GOAL OF THE EXERCISE –
Your answer should be the lines of the listing that contain the word "Cancelar".

MATERIAL FOR THIS TASK –

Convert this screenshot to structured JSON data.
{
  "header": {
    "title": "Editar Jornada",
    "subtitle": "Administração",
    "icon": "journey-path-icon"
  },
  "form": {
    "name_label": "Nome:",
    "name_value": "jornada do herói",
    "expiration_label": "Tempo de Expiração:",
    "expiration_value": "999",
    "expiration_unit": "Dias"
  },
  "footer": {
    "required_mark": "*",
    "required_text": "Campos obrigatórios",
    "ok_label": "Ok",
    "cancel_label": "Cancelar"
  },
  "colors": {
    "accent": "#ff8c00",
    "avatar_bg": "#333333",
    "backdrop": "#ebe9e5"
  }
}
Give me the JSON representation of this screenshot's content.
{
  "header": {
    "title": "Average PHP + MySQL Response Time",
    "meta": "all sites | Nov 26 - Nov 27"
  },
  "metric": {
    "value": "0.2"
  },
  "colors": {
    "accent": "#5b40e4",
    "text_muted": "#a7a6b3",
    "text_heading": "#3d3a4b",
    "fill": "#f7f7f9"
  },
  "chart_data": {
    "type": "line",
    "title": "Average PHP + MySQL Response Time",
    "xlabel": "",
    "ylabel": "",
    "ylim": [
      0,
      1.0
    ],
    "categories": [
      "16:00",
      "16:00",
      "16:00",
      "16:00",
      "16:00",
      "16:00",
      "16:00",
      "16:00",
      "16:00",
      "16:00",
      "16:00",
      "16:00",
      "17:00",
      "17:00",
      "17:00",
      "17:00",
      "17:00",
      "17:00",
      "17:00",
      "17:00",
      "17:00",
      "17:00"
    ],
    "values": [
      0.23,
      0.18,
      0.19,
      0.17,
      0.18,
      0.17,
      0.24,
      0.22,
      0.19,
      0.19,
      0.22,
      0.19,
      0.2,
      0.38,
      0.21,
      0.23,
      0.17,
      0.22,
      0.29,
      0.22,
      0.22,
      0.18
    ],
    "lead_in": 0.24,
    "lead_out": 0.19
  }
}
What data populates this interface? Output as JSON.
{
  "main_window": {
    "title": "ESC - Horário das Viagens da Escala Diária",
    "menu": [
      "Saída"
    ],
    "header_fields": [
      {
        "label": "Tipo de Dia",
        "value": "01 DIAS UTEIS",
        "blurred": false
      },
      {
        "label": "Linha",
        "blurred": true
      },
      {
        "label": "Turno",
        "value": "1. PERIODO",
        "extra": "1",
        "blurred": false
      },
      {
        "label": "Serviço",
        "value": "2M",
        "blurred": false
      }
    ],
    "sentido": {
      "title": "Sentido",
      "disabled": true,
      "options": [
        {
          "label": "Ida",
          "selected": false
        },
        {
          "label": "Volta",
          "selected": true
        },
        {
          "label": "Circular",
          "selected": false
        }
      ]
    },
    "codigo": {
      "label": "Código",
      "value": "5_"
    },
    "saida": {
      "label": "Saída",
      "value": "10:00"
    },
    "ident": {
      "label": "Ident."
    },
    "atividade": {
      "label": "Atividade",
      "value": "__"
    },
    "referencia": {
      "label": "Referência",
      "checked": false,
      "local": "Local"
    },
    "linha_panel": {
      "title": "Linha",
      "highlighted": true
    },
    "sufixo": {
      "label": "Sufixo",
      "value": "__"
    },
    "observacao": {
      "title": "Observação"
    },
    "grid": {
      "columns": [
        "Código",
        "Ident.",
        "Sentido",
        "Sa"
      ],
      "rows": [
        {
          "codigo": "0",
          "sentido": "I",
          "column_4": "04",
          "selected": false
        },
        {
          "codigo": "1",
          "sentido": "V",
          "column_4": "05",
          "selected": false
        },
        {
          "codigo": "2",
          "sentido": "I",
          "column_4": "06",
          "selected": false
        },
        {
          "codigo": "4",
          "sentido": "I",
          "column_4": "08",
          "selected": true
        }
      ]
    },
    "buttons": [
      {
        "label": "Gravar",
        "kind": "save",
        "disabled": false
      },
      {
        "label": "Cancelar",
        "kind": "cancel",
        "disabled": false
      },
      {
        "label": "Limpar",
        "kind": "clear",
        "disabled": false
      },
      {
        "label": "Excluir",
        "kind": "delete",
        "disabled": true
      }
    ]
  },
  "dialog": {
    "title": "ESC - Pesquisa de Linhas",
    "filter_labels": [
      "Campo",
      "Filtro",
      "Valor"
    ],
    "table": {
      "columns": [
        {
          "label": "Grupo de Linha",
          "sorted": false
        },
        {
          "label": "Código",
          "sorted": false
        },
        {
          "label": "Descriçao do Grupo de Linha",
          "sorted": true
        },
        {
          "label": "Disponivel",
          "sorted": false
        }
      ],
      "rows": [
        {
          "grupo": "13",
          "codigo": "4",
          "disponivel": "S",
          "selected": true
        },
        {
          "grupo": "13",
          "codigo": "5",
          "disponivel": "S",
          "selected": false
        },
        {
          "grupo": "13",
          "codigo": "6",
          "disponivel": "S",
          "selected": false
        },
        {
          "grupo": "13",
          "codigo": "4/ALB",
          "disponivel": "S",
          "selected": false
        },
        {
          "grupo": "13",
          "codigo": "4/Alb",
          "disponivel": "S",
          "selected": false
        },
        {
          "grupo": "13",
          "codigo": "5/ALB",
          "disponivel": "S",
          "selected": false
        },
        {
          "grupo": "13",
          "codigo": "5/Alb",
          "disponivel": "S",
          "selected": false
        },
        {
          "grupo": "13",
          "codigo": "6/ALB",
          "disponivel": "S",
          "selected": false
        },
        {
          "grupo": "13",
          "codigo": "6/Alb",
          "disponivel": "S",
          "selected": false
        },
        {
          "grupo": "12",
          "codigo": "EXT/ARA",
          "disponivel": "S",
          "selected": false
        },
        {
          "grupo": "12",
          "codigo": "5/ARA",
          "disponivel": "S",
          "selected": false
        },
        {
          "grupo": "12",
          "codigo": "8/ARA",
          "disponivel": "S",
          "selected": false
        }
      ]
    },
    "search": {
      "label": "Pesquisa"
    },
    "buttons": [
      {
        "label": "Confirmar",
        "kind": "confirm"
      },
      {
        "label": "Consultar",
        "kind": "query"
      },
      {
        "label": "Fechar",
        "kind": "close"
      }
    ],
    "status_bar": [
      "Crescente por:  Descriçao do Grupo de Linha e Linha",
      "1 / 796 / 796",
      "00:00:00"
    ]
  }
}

TASK SOLUTION –
    "cancel_label": "Cancelar"
        "label": "Cancelar",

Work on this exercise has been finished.